*** Opening of SUPPLIED RECORDS ***
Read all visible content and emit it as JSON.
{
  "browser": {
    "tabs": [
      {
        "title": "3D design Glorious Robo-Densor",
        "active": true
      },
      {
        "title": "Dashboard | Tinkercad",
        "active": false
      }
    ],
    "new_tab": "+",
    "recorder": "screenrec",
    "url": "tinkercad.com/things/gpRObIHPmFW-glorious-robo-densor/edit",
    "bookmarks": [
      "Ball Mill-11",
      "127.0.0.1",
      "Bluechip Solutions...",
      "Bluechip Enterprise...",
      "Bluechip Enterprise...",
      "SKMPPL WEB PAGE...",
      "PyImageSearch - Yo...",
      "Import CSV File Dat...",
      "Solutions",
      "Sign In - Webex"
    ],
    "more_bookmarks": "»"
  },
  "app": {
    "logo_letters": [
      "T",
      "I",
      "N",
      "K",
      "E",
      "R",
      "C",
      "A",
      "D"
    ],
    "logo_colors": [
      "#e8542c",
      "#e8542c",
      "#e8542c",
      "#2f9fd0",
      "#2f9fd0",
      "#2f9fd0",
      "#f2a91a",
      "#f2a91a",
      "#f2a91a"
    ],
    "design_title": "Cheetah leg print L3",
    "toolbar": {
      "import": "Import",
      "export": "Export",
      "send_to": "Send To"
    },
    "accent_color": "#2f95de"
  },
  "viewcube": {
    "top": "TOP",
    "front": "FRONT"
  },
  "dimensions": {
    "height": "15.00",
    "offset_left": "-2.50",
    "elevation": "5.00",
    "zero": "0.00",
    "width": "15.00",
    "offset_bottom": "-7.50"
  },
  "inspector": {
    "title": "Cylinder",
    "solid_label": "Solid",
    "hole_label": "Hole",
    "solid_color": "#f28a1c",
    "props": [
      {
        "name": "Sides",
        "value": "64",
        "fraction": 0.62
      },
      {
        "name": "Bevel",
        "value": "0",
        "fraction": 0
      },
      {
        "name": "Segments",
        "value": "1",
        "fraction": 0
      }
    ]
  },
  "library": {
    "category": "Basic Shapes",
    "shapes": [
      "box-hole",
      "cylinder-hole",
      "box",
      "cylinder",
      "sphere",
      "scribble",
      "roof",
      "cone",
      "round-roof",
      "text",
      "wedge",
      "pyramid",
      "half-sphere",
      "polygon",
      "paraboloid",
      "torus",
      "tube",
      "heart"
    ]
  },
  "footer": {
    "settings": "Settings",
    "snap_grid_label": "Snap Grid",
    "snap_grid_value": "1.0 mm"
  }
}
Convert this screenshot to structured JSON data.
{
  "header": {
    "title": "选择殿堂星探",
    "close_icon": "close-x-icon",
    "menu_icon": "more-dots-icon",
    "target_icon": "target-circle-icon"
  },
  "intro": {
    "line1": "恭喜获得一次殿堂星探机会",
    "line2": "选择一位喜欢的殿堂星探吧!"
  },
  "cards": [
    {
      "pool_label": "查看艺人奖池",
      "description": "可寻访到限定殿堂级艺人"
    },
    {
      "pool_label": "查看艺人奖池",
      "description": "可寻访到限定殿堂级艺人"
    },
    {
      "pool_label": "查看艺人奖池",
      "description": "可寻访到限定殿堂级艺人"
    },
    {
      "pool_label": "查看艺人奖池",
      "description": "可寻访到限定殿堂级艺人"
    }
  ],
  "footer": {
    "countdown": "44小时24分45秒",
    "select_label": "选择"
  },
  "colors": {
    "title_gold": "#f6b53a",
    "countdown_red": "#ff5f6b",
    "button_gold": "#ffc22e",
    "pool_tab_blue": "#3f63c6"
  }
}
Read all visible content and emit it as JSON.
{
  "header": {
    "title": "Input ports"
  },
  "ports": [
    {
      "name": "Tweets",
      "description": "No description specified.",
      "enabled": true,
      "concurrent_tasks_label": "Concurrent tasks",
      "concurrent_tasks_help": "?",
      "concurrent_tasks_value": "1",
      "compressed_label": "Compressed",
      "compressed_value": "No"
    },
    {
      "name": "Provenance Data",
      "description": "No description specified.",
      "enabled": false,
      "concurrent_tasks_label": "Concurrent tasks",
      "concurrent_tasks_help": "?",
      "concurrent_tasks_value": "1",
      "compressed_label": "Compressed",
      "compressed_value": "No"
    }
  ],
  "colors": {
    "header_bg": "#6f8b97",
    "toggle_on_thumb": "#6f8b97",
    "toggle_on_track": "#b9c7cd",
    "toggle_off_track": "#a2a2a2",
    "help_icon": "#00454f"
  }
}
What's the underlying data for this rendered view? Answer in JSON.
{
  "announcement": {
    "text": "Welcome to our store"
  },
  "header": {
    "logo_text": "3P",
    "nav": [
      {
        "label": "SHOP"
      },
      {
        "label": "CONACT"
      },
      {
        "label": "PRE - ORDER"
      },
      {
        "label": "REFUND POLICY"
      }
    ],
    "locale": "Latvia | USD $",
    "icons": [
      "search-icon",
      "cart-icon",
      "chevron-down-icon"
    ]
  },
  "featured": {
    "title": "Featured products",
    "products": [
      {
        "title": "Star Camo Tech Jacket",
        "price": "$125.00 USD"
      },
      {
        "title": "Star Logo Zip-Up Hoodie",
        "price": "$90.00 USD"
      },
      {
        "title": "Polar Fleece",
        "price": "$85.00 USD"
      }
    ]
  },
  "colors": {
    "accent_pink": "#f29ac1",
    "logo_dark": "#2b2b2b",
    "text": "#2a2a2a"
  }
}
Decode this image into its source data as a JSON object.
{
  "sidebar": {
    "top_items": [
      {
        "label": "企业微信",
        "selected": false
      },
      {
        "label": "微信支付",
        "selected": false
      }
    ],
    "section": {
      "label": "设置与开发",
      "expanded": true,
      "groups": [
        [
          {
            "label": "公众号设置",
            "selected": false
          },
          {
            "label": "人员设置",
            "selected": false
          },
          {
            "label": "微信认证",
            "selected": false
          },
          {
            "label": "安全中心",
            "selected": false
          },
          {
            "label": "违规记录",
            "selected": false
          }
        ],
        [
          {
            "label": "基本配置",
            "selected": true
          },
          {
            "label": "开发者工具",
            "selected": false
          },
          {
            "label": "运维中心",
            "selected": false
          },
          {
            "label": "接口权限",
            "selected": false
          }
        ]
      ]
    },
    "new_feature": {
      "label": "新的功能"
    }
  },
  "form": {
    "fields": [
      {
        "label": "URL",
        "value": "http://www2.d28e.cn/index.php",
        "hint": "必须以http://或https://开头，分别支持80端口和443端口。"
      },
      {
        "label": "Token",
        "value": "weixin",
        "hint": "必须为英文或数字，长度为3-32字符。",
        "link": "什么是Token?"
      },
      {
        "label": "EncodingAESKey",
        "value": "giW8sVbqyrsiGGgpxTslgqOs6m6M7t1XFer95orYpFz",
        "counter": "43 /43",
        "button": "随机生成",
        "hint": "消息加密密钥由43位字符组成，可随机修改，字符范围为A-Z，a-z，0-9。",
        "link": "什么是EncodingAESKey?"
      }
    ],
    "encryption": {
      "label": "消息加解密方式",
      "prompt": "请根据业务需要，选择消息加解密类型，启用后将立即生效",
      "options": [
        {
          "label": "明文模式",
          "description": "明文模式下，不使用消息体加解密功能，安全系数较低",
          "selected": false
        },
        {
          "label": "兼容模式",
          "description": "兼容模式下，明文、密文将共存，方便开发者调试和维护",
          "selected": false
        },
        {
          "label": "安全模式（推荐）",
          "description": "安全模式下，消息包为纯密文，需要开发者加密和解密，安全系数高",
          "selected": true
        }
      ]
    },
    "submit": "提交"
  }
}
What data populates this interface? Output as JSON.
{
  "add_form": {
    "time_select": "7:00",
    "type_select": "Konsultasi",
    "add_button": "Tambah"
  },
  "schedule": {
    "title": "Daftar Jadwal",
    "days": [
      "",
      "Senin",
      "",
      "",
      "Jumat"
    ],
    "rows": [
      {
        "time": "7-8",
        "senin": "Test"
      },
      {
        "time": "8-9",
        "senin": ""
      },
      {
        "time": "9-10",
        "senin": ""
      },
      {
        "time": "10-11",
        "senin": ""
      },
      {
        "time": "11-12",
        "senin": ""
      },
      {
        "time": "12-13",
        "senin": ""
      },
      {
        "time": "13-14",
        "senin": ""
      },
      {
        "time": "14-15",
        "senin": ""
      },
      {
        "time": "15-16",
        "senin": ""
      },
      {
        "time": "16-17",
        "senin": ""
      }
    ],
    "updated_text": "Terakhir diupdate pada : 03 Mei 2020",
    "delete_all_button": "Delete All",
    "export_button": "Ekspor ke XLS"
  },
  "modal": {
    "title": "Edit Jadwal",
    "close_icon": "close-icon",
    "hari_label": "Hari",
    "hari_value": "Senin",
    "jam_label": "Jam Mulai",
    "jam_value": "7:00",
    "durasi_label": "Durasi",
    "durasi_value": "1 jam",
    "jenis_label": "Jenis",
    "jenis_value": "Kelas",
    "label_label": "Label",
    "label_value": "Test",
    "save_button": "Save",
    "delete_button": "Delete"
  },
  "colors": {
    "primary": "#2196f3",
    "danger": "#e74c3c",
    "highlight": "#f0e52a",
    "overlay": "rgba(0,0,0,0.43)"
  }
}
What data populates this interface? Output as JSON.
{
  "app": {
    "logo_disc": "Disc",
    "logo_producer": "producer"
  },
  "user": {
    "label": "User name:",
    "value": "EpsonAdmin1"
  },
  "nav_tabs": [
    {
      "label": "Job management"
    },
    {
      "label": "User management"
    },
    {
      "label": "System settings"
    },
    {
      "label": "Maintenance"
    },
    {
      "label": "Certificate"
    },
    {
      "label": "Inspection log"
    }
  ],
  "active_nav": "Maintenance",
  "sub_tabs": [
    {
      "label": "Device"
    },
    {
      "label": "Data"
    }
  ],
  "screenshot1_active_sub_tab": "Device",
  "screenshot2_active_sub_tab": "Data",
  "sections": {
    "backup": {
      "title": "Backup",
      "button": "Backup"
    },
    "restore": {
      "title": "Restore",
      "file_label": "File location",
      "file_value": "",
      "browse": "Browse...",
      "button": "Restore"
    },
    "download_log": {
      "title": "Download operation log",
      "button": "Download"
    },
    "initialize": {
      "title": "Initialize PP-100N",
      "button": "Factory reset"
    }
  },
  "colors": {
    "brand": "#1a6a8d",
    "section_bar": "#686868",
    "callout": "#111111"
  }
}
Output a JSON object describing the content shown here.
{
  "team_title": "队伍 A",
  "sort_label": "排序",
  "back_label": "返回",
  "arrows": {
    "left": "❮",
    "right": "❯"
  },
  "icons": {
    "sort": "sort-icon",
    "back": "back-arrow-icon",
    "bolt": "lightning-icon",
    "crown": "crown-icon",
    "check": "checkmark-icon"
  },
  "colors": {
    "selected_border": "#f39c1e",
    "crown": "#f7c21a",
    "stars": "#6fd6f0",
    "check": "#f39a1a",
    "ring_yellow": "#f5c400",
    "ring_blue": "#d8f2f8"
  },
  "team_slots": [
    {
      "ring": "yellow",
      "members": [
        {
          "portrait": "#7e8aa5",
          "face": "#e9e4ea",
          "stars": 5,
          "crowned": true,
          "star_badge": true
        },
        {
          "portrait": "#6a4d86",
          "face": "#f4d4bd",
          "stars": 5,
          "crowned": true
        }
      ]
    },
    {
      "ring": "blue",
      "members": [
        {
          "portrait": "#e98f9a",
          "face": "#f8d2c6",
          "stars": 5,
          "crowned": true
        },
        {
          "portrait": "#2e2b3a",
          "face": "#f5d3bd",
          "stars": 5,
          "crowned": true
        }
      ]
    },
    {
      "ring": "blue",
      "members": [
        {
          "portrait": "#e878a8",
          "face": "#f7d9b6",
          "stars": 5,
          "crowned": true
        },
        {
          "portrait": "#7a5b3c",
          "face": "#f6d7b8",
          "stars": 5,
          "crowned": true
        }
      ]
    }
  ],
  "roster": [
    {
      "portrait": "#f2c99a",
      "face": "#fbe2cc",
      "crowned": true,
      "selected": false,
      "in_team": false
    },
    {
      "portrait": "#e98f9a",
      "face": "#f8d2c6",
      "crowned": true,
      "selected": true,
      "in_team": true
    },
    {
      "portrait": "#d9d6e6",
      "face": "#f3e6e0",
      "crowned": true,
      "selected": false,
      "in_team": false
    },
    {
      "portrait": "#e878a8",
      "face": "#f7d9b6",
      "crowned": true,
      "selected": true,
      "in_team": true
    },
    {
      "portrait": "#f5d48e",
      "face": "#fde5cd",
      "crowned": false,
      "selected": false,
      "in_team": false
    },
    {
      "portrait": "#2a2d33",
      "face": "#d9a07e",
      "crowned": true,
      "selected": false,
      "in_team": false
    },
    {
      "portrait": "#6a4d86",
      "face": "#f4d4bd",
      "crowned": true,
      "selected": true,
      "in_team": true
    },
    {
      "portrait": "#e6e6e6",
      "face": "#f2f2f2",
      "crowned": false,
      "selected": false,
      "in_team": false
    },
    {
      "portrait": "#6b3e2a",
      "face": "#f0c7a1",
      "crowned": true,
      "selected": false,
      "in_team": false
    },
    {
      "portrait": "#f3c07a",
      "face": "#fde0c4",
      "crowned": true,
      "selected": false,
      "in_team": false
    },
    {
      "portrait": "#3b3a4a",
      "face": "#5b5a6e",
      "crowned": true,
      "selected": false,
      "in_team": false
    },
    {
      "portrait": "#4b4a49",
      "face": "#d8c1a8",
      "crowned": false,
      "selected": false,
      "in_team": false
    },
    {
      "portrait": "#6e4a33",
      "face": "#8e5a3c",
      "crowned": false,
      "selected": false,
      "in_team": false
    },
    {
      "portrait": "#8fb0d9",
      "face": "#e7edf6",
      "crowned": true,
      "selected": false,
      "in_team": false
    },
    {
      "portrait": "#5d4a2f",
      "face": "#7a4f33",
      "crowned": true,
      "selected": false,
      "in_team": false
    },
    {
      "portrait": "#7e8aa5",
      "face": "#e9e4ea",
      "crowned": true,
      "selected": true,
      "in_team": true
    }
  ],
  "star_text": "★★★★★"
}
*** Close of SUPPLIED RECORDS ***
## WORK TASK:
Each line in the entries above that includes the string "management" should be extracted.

## EXERCISE SOLUTION:
      "label": "Job management"
      "label": "User management"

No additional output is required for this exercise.